During this recent cold-snap in the northeast (where it reached -20F at my house in Montpelier one morning!) you can be sure that HVAC contractors were some of the busiest people around. Inevitably, when outdoor temperatures reach what are called “design-day” conditions, (the days with the highest expected heating or cooling loads a building can experience for its local climatic conditions), HVAC systems are put to the test. It is not uncommon for problems that are not obvious at lower temperatures to suddenly arise-- sometimes leading to system outages, frozen pipes, and worse---exactly when you need your HVAC system the most.
Engineers to the Rescue
As consulting engineers, we often get calls during periods of extreme weather to help troubleshoot problems that arise in existing buildings, and to identify solutions. And as commissioning authorities, when working on new buildings or optimizing existing buildings, we do all we can to identify potential issues ahead of time so that these kinds of seasonal extreme, weather-related problems don’t surface down the road for the building owners we work for.
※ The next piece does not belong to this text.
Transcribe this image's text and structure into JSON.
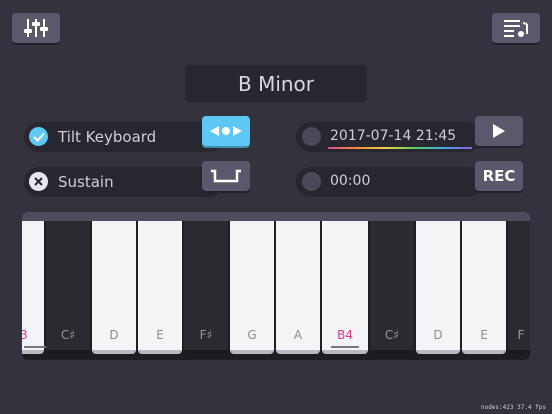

Functional Performance Testing
An essential part of the commissioning process--functional performance testing--is typically performed in large part near the time of the project completion. During this process, the controls and programming are put through their paces to verify that they work as designed, but also in a manner that will be reliable and provide the highest degree of energy efficiency. While many of the weather conditions for an entire year can be “simulated” to verify the system is operational at the initial testing, some aspects cannot be reliably tested without the actual weather conditions present. Opposite Season Testing (as the reader might guess) is a continuation of HVAC functional performance testing during the season opposite the original testing. So if the cooling season in dominant at the time of project completion and initial functional testing, additional testing will be scheduled during winter months.
An Example of Opposite Season Testing
As an example of the value of opposite season testing, during a project Cx Associates had at a local college, an air handler was programmed with a sequence which, during startup from the unit being offline, opened an outside air damper too quickly--allowing freezing air to flood into the mixed air box resulting in tripping of the preheat coil protection freezestat (a low temperature limit safety device). This issue had not been clearly identified during the initial summer testing period, but during opposite season testing, was discovered tripping repeatedly whenever restarted during below freezing weather. By performing opposite season testing early on, we were able to identify this issue prior to it ever being a nuisance or alarm issue for the owner.
Plan Now to Avoid Problems Later
So, whether you’re commissioning a huge new building or doing a small controls upgrade project on an existing building--have the HVAC system tested as thoroughly as possible when the project is in initial functional testing, but also consider some rigorous opposite season testing to catch those issues that are harder to identify. Opposite season testing can help to identify issues early on with possibly big savings on maintenance calls and long-term energy costs.